Under the Byzantines it became one of the major centers of Orthodox Christianity, so much so that it participated in the First Council of Nicaea in 325, its position, however, will condition its history for a long time. During the Middle Ages, in fact, those territories were the border between the Byzantine Kingdom and the Arab potentates, thus becoming a strategic location to be seized at any cost. The Abbasids arrived here in the 7th century, the real change of course was obtained following the Battle of Manzikert in 1071, when the Turkish Seljuks triumphed over the Byzantine army, definitively opening the doors of Anatolia.
It was precisely after this battle that Kahramanmaraş became increasingly linked to the Armenians, thanks above all to the efforts of Filareto Bracamio, a Byzantine general of Armenian origin who, following this defeat, will found his own semi-autonomous principality with its own capital in Germanicia Cesarea. With the death of the latter, the city will pass briefly to the Turkish dynasty of the Danishmendids, however being conquered over and over again by the Crusaders and their Armenian allies. This period of alternation between Turkish and Armenian potentates continued until the arrival of the Mamluks, who in 1304 conquered it from the Armenian Kingdom of Cilicia, definitively putting an end to the latter’s claims on the city.
From the Mamluks to the birth of today’s Turkey
From 1337 to 1515 it was controlled by the vassal dynasty of the Dulkadirid Turks, who made it one of its capitals and ruled it until the arrival of the Ottomans, who placed it as the maximum administrative center of the Dulkadir Eyalet before and under the Eyalet of Aleppo then. With the Ottoman defeat in World War I, this territory passed to the French, who, together with their Armenian troops, administered it until the Battle of Marash in 1920.

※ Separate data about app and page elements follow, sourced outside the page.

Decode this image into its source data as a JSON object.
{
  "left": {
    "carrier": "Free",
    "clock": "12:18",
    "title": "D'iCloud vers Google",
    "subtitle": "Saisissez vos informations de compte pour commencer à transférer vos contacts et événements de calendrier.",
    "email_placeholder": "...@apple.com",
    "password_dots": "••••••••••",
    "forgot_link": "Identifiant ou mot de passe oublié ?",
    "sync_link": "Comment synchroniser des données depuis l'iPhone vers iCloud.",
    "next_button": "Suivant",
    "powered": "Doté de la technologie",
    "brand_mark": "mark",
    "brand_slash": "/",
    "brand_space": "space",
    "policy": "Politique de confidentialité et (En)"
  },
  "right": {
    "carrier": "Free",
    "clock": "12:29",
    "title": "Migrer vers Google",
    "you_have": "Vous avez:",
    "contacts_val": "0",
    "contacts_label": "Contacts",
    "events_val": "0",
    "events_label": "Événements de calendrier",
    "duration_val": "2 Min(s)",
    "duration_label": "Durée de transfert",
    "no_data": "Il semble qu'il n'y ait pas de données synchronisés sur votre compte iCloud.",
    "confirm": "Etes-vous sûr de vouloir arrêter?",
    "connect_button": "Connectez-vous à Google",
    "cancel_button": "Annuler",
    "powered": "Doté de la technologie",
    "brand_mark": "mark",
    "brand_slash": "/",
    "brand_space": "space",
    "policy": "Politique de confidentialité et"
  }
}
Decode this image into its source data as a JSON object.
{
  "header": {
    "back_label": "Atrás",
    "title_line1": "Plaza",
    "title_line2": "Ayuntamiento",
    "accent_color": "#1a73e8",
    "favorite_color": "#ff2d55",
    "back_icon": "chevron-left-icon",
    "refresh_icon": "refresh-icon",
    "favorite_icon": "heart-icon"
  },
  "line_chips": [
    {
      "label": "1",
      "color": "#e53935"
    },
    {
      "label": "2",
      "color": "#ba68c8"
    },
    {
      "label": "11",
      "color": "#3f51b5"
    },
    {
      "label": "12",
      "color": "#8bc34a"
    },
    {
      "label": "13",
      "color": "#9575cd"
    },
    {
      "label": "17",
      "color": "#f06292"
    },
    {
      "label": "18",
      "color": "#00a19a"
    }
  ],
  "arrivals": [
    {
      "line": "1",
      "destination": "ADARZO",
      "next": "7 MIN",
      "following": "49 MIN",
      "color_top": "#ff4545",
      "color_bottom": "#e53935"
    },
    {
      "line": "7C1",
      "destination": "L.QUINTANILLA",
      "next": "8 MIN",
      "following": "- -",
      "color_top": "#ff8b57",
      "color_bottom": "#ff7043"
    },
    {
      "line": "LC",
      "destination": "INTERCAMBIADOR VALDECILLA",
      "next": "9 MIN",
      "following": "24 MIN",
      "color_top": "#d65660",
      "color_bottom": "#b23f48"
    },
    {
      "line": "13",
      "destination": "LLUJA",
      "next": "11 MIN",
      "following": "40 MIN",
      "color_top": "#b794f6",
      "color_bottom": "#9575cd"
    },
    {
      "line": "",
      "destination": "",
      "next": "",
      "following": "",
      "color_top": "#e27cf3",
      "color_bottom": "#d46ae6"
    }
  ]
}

According to Turkish historians, following the harassment of an Armenian legionary against a Muslim woman, reprisals would have taken place which would have attracted the attention of the Turkish National Movement and the Kuva-yi Milliye militia who, once they arrived here, gave life to one of the fiercest and bloodiest battles of the entire struggle for Turkish independence, where unfortunately many civilians died. Precisely as a result of these clashes, the city, which under the Ottomans was called Maraş, was called Kahramanmaraş, or “the heroic Maraş”. In 1978 the city became the protagonist of the dramatic “Maraş Massacre”, in which the Gray Wolves killed more than 100 Kurdish Alevis; according to some experts this contributed significantly to the establishment of martial law and, less directly, to the 1980 coup by Kenan Evren.
Kahramanmaraş is one of the areas most affected by the 2023 earthquake and I warmly invite anyone who has the opportunity to allocate at least €1 to facilitate the rebirth of this beautiful city and its inhabitants.
Follow me on facebook, Spotify, YouTube and Instagram, or on the Telegram channel; find all the links in one place: here. Every like, share or support is welcome and helps me to devote myself more and more to my passion: telling the story of the Middle East and the “Islamic world”.